• [WORK TASK]:
No pictures belong in the copy. Restate the rest of the data exactly.

• [DATASET CONTENT]:
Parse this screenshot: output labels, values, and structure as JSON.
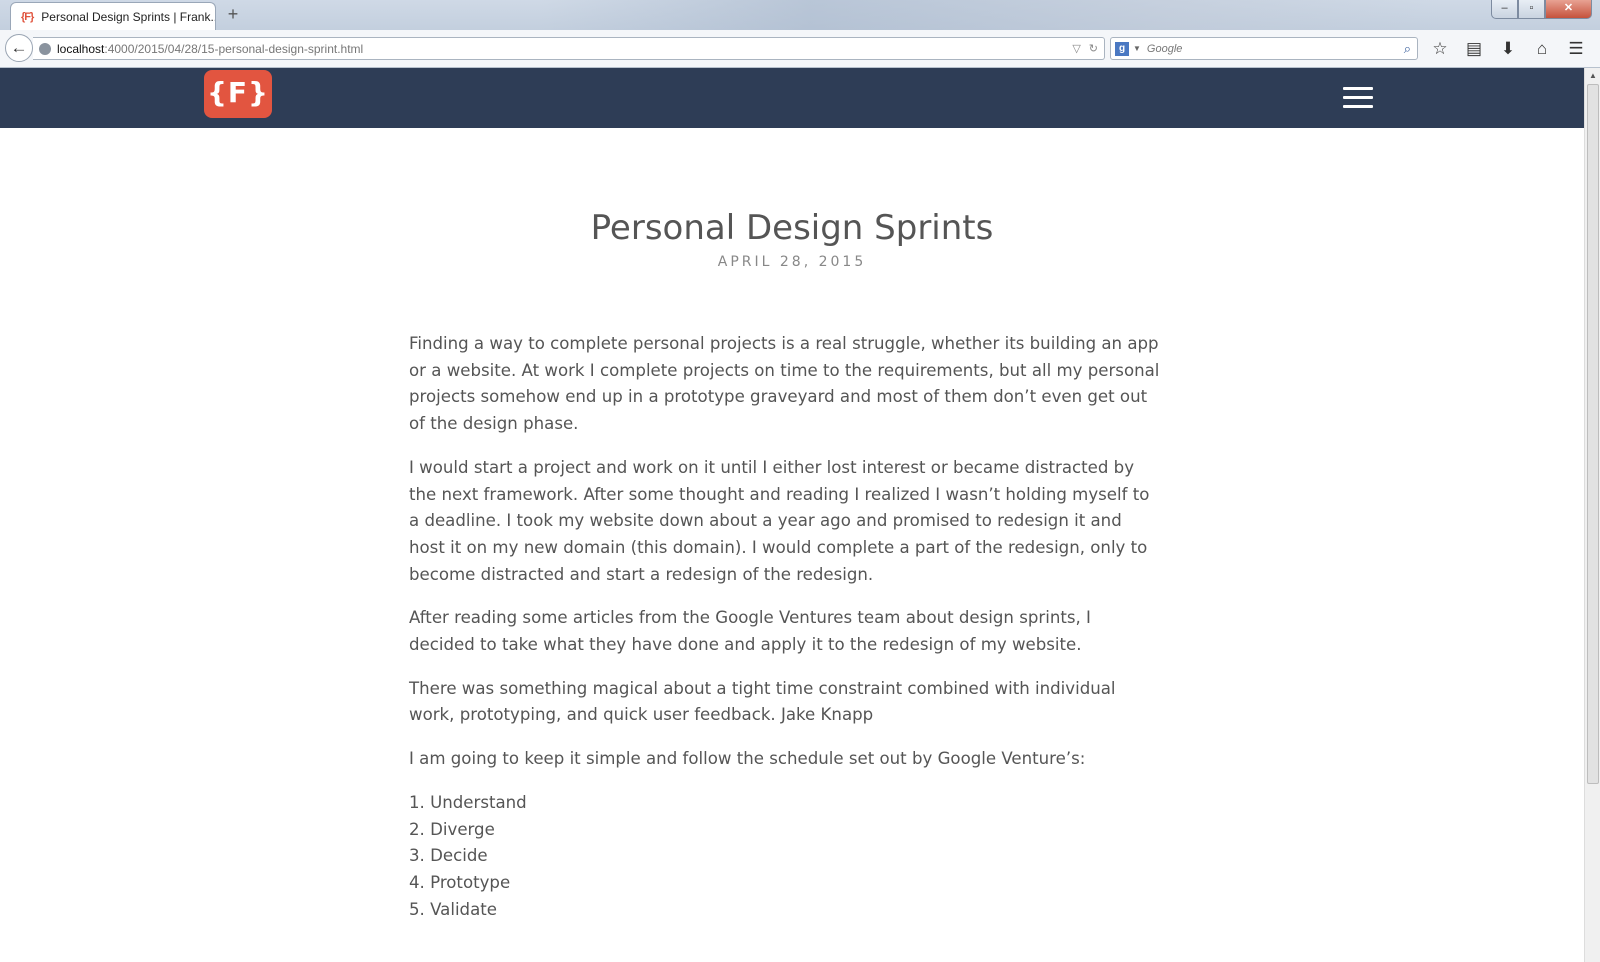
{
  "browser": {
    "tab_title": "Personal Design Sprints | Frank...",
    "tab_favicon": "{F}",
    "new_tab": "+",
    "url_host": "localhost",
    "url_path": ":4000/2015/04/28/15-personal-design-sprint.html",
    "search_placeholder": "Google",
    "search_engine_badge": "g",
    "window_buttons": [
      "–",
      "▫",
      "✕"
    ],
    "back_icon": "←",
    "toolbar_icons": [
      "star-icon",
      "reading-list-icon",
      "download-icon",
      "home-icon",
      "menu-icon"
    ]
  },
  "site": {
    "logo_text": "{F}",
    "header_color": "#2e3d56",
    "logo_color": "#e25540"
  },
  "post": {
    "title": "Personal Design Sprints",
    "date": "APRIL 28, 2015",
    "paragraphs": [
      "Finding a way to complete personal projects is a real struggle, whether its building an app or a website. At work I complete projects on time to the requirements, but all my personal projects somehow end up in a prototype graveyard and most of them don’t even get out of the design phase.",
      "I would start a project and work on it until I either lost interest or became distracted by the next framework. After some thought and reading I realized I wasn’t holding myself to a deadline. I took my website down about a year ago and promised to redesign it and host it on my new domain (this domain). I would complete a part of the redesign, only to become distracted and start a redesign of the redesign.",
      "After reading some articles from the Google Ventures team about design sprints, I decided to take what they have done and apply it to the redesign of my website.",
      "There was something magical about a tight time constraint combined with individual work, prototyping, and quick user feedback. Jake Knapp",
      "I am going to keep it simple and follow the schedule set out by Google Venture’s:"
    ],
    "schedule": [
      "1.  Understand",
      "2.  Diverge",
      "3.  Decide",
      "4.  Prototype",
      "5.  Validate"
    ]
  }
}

• [PROBLEM SOLUTION]:
Parse this screenshot: output labels, values, and structure as JSON.
{
  "browser": {
    "tab_title": "Personal Design Sprints | Frank...",
    "tab_favicon": "{F}",
    "new_tab": "+",
    "url_host": "localhost",
    "url_path": ":4000/2015/04/28/15-personal-design-sprint.html",
    "search_placeholder": "Google",
    "search_engine_badge": "g",
    "window_buttons": [
      "–",
      "▫",
      "✕"
    ],
    "back_icon": "←",
    "toolbar_icons": [
      "star-icon",
      "reading-list-icon",
      "download-icon",
      "home-icon",
      "menu-icon"
    ]
  },
  "site": {
    "logo_text": "{F}",
    "header_color": "#2e3d56",
    "logo_color": "#e25540"
  },
  "post": {
    "title": "Personal Design Sprints",
    "date": "APRIL 28, 2015",
    "paragraphs": [
      "Finding a way to complete personal projects is a real struggle, whether its building an app or a website. At work I complete projects on time to the requirements, but all my personal projects somehow end up in a prototype graveyard and most of them don’t even get out of the design phase.",
      "I would start a project and work on it until I either lost interest or became distracted by the next framework. After some thought and reading I realized I wasn’t holding myself to a deadline. I took my website down about a year ago and promised to redesign it and host it on my new domain (this domain). I would complete a part of the redesign, only to become distracted and start a redesign of the redesign.",
      "After reading some articles from the Google Ventures team about design sprints, I decided to take what they have done and apply it to the redesign of my website.",
      "There was something magical about a tight time constraint combined with individual work, prototyping, and quick user feedback. Jake Knapp",
      "I am going to keep it simple and follow the schedule set out by Google Venture’s:"
    ],
    "schedule": [
      "1.  Understand",
      "2.  Diverge",
      "3.  Decide",
      "4.  Prototype",
      "5.  Validate"
    ]
  }
}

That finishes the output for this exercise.